New university Board members have backgrounds in biology and finance

by AMELIA KAHANEY

The university’s Board of Trustees recently elected two new members: Robert K. Steel, chief executive officer of Perella Weinberg Partners, and Joan A. Steitz, Sterling Professor of Molecular Biophysics and Biochemistry at Yale University and a Howard Hughes Medical Institute investigator. Mr. Steel and Dr. Steitz were elected at the June 3 Board meeting. With their elections, the university has 44 voting trustees.

Robert K. Steel and Joan A. Steitz.

Robert K. Steel (left) and Joan A. Steitz.

Prior to joining Perella Weinberg Partners, Mr. Steel was New York City’s deputy mayor for economic development, where he was responsible for the Michael R. Bloomberg administration’s five borough economic development strategy and job creation efforts, and oversaw several city agencies. A key initiative of Mayor Bloomberg’s administration was to encourage and grow the technology sector of New York City’s economy. Mr. Steel led the applied sciences effort, which established the Cornell–Technion campus on Roosevelt Island and the New York University Center for Urban Science and Progress initiative in Brooklyn.

“It is an honor to be joining Rockefeller University’s Board of Trustees. This university is world renowned for its research and study of biological and biomedical problems and has made enormous contributions to improving the understanding of life for the benefit of all humanity,” says Mr. Steel. “I am proud to support this ongoing mission.”

As chief executive officer of Wachovia in 2008, Mr. Steel oversaw the sale of the bank to Wells Fargo & Co. and served on the Wells Fargo board of directors until 2010. From 2006 to 2008, he served as undersecretary for domestic finance at the U.S. Department of the Treasury. During his tenure at the Treasury, he revived the president’s working group to respond to the global economic crisis of 2008. He also managed the department’s Blueprint for Modernized Regulatory Structure, which recommended several of the reforms since pursued by the Obama administration.

Mr. Steel also spent nearly 30 years at Goldman Sachs, rising to become head of the global equities division, vice chairman of the firm, and a member of its management committee.

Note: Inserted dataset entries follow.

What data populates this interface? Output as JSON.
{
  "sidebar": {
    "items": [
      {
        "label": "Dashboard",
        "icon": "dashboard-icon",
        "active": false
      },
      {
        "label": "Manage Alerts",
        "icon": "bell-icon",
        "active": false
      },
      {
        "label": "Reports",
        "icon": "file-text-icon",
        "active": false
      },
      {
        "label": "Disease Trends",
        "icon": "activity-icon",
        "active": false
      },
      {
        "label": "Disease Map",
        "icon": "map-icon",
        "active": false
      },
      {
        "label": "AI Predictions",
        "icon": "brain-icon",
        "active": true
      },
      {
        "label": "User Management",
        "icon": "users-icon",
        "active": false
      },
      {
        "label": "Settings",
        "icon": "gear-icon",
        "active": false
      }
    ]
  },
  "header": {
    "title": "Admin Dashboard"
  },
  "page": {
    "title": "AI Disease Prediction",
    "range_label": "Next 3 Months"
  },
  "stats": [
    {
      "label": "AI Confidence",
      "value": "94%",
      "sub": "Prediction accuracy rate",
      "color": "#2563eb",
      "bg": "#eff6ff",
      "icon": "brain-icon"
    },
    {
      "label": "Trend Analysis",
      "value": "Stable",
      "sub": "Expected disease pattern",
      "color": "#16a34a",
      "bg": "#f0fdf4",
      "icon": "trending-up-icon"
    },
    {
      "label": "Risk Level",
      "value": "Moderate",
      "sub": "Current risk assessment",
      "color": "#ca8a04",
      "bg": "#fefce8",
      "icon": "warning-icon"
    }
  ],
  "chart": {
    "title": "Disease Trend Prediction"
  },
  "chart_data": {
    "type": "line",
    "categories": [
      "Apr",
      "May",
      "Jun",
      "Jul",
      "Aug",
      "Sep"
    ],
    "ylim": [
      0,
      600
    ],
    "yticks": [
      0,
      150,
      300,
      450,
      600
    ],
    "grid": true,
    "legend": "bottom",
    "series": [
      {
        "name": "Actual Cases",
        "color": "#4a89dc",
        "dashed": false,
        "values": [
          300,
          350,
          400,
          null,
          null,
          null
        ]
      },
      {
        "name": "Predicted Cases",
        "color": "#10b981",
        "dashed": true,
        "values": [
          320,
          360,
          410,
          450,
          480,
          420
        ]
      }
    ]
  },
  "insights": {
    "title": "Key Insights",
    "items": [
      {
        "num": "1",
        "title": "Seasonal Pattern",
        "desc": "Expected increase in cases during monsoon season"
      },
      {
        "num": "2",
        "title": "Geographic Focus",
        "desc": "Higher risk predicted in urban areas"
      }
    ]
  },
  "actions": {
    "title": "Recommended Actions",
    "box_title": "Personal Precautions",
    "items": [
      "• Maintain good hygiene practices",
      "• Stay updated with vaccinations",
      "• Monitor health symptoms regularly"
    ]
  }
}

A graduate of Duke University and the University of Chicago’s Booth School of Business, Mr. Steel is chairman of the Aspen Institute’s board of trustees and has served as chairman of Duke’s board of trustees, senior fellow at the Harvard Kennedy School of Government, and on many other governmental, nonprofit, and corporate boards.

An internationally recognized pioneer in the study of RNA, Dr. Steitz is best known for discovering and defining the function of small nuclear ribonucleoproteins (snRNPs), cellular complexes that play a key role in the splicing of pre-messenger RNA, the earliest product of DNA transcription. Dr. Steitz’s research has implications for the improved diagnosis and treatment of lupus, an autoimmune disease that develops when patients make antibodies against their own DNA, snRNPs, or ribosomes.

“The current funding crisis poses real challenges, especially in the face of such remarkable progress in the application of basic science to medicine,” Dr. Steitz says. “It is a pleasure and a privilege to serve on Rockefeller’s Board of Trustees to help it maintain and increase its forefront status as a premier academic and research institution in the sciences.”

Dr. Steitz earned a B.S. in chemistry from Antioch College and a Ph.D. from Harvard University. She was the sole woman in a class of 10 to begin graduate studies in biochemistry and molecular biology at Harvard, and the first female graduate student to work under James Watson’s guidance. She has been at Yale since 1970, where her laboratory has been dedicated to studying RNA structure and function.

A foreign member of The Royal Society, Dr. Steitz is also a member of the National Academies of Sciences and Medicine, the American Academy of Arts and Science, and the American Philosophical Society. Her many other honors include the National Medal of Science, the Gairdner Foundation International Award, the Lewis S. Rosenstiel Award, the Rosalind E. Franklin Award for Women in Science, and the Albany Medical Center Prize. In April 2015, Dr. Steitz was honored with the Connecticut Medal of Science.

Dr. Steitz has numerous ties to The Rockefeller University. A recipient of the University’s Pearl Meister Greengard Prize, Dr. Steitz also received an honorary degree from Rockefeller in 2012, one of many she has been awarded throughout her career. Since 2007 she has served on Rockefeller’s Committee on Scientific Affairs, a committee of the Board of Trustees that considers academic appointments and promotions, among other duties.